What am I focused on? Is my focus on what I have, what I can do, or what resources I have? Am I trying to fulfil all of my desires and wants? Am I trying to make a name for myself? Am I building my own empire, my way? Am I building my own tower, so I won’t be forgotten or be seen to be a nobody, a failure? If I am focused on all of these things, I am not trusting God for my life, I am just wanting my own way.
There is always a word direction for our lives proceeding from the mouth of God. When God spoke to Noah, He didn’t have to hatch up a plan; He already had a plan and a purpose for Noah. It just had to be revealed to Noah.
In the same way, God already has a plan and a purpose for us; it just has to be revealed to us. We are receiving back our name and work that was predestined for us before time. This is our hope. It has nothing to do with us achieving our own will but being the person who God made us to be. And all I need, all the resources I will ever need, are waiting in His hand for me to ask for. Not for me to use according to my own will but TO ENABLE ME TO GROW AS A SON IN HIS BODY.
Word shared at the June Seniors lunch
Let’s take an example in scripture of God saying ‘no’.
Jude 1:11 “Woe to them! For they have gone in the way of Cain, have run greedily in the error of Balaam for profit, and perished in the rebellion of Korah.”
The error of Balaam is that he could not hear God’s ‘no’.
The tendency is to think of Balaam as historical and referring only to Old Testament times, but Jude brings it into New Testament times and, therefore, into our time now.
A telltale sign of not hearing God’s ‘no’ is unrest. As Balaam tried to find a way of having his relationship with God and at the same time be accepted and rewarded by Balak’s kingdom, he was in turmoil and then agitated at what was happening to him.

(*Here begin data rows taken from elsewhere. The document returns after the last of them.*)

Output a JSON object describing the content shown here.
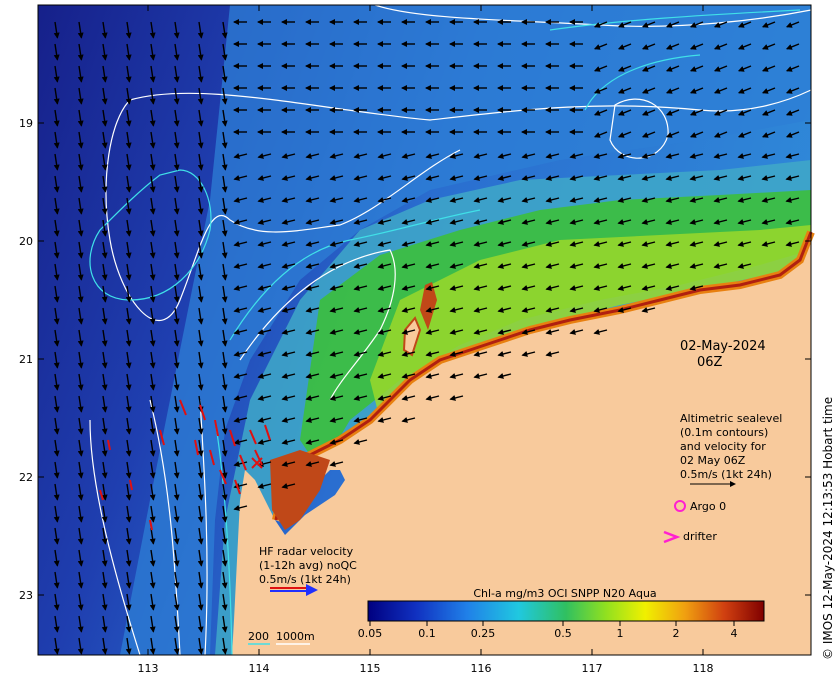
{
  "map": {
    "lat_ticks": [
      "19",
      "20",
      "21",
      "22",
      "23"
    ],
    "lon_ticks": [
      "113",
      "114",
      "115",
      "116",
      "117",
      "118"
    ],
    "date_line1": "02-May-2024",
    "date_line2": "06Z",
    "altimetry_note": [
      "Altimetric sealevel",
      "(0.1m contours)",
      "and velocity for",
      "02 May 06Z",
      "0.5m/s (1kt 24h)"
    ],
    "argo_label": "Argo 0",
    "drifter_label": "drifter",
    "hf_radar_note": [
      "HF radar velocity",
      "(1-12h avg) noQC",
      "0.5m/s (1kt 24h)"
    ],
    "depth_label_200": "200",
    "depth_label_1000": "1000m",
    "colorbar_title": "Chl-a mg/m3 OCI SNPP N20 Aqua",
    "colorbar_ticks": [
      "0.05",
      "0.1",
      "0.25",
      "0.5",
      "1",
      "2",
      "4"
    ],
    "credit": "© IMOS 12-May-2024 12:13:53 Hobart time",
    "colors": {
      "land": "#f8ca9c",
      "ocean_deep": "#1a2ea0",
      "ocean_mid": "#2a6ed0",
      "shelf": "#3fa8c8",
      "green": "#3cbf3c",
      "yellow": "#f0e000",
      "orange": "#e88010",
      "red": "#b02010",
      "contour_white": "#ffffff",
      "contour_cyan": "#40e0e8",
      "argo": "#ff20d0",
      "hf_radar": "#e01010"
    }
  }
}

For us, this is a sure sign we are trying to go another way. If our way is causing us agitation, anxiety, fear, or anger, it is definitely the ‘way of the flesh’.

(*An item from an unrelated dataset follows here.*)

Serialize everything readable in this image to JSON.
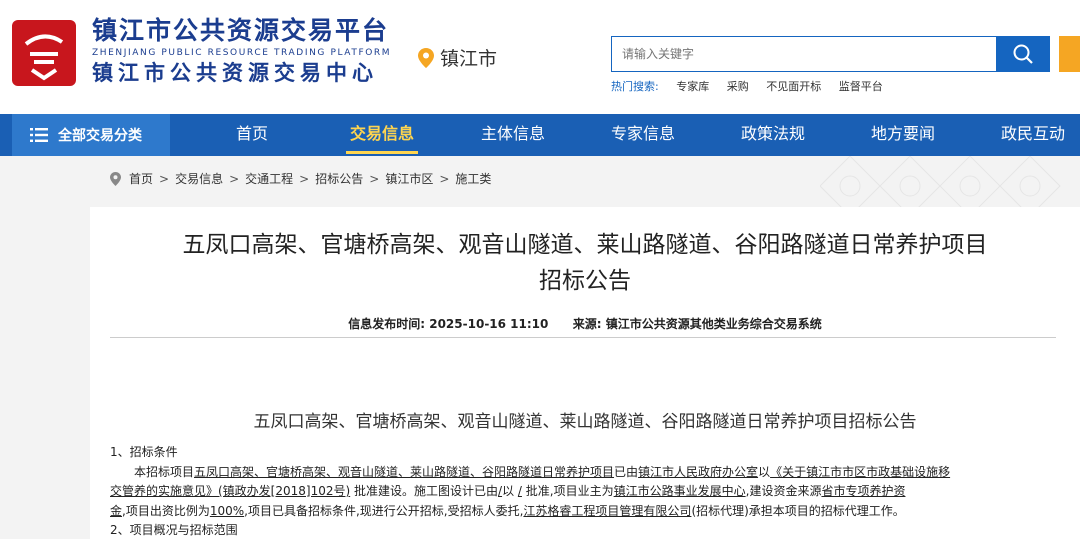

When we inquire of The Lord and the messenger He sends says ‘no, not that way’, do we go a little further on our way, then return and ask again, with a little different perspective, but wanting the same answer we were hoping for the first time?

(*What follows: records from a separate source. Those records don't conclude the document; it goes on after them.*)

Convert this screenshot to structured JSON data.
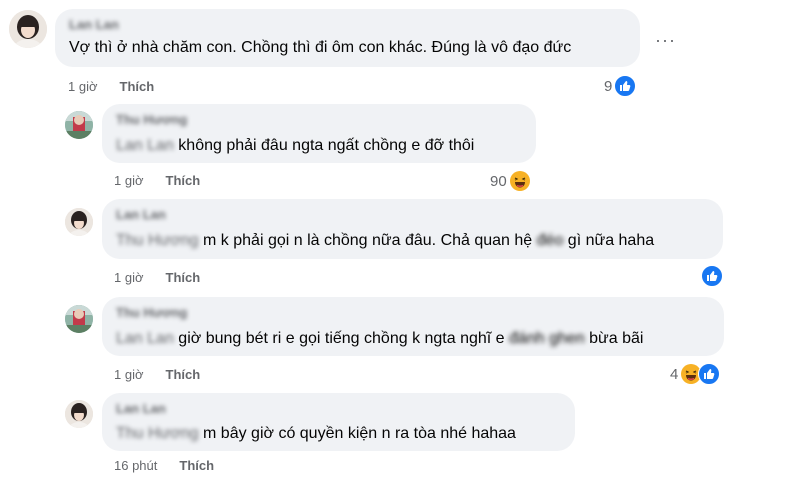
{
  "comments": [
    {
      "name": "Lan Lan",
      "mention": "",
      "text": "Vợ thì ở nhà chăm con. Chồng thì đi ôm con khác. Đúng là vô đạo đức",
      "time": "1 giờ",
      "like_label": "Thích",
      "reaction_count": "9",
      "reaction_icons": [
        "like-icon"
      ]
    },
    {
      "name": "Thu Hương",
      "mention": "Lan Lan",
      "text": "không phải đâu ngta ngất chồng e đỡ thôi",
      "time": "1 giờ",
      "like_label": "Thích",
      "reaction_count": "90",
      "reaction_icons": [
        "haha-icon"
      ]
    },
    {
      "name": "Lan Lan",
      "mention": "Thu Hương",
      "text_a": "m k phải gọi n là chồng nữa đâu. Chả quan hệ ",
      "text_blur": "đéo",
      "text_b": " gì nữa haha",
      "time": "1 giờ",
      "like_label": "Thích",
      "reaction_count": "",
      "reaction_icons": [
        "like-icon"
      ]
    },
    {
      "name": "Thu Hương",
      "mention": "Lan Lan",
      "text_a": "giờ bung bét ri e gọi tiếng chồng k ngta nghĩ e ",
      "text_blur": "đánh ghen",
      "text_b": " bừa bãi",
      "time": "1 giờ",
      "like_label": "Thích",
      "reaction_count": "4",
      "reaction_icons": [
        "haha-icon",
        "like-icon"
      ]
    },
    {
      "name": "Lan Lan",
      "mention": "Thu Hương",
      "text": "m bây giờ có quyền kiện n ra tòa nhé hahaa",
      "time": "16 phút",
      "like_label": "Thích",
      "reaction_count": "",
      "reaction_icons": []
    }
  ],
  "more_label": "···",
  "colors": {
    "bubble": "#f0f2f5",
    "secondary_text": "#65676b",
    "like_blue": "#1877f2",
    "haha_yellow": "#f7b125"
  }
}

Throughout our whole life, we will be a people enquiring of The Lord, needing to hear exactly what the word of the Lord is to us, so that we can be obedient to His will for us.
So, how do we know if God is saying ‘No’? How can we be assured we are being obedient to the ‘yes’ of God; and how do we stay in that path and not stray to the other? How do we ‘pass the fork in the road’ with hardly a glance???
As we ‘pass by’ the yes of God looking hopefully and intently for another way, we ‘pass by’ the opportunity to: –
- Meet God in the Garden of Gethsemene
- Hear a word from a messenger prepared and sent to us by the Father
- Have our heart changed by obeying that word
- Having our name revealed and sealed in us by the Holy Spirit
- Be changed in the situation and not try to change the situation to suit our purpose.
The answer is simply not to look for another way once we know God has spoken to us through His messenger.
Reflections – There is a rest for Senors
The Lords “No” sets a fence around us
It’s not a fence to fence us in
but so that we know the boundary of our name.
Balaam was trying to go beyond the name The Lord had given him
That was expressed by the work of his hands with Balak
Balaam wanted to do a work that he had not been given to do
for earthly gain.
Slowly, over time, our name and our work is revealed to us
The word He sends in the mouth of His messengers to fence us in,
Is the same word that allows us to fill out with joy
All that He has for us within that boundary of our name
His plan for us
Is to fill out all He created us for
As we walk in His will
Revealed to us through fellowship with His messengers
That is the whole purpose of life
And it will take our whole life to fulfil that purpose for Him
In the Body of Christ
If we can come to Him
As a little child
When He calls us
He will teach us
To learn to hear the No of Christ
To hear the Yes of our Heavenly Father
As it is revealed to us by Holy Spirit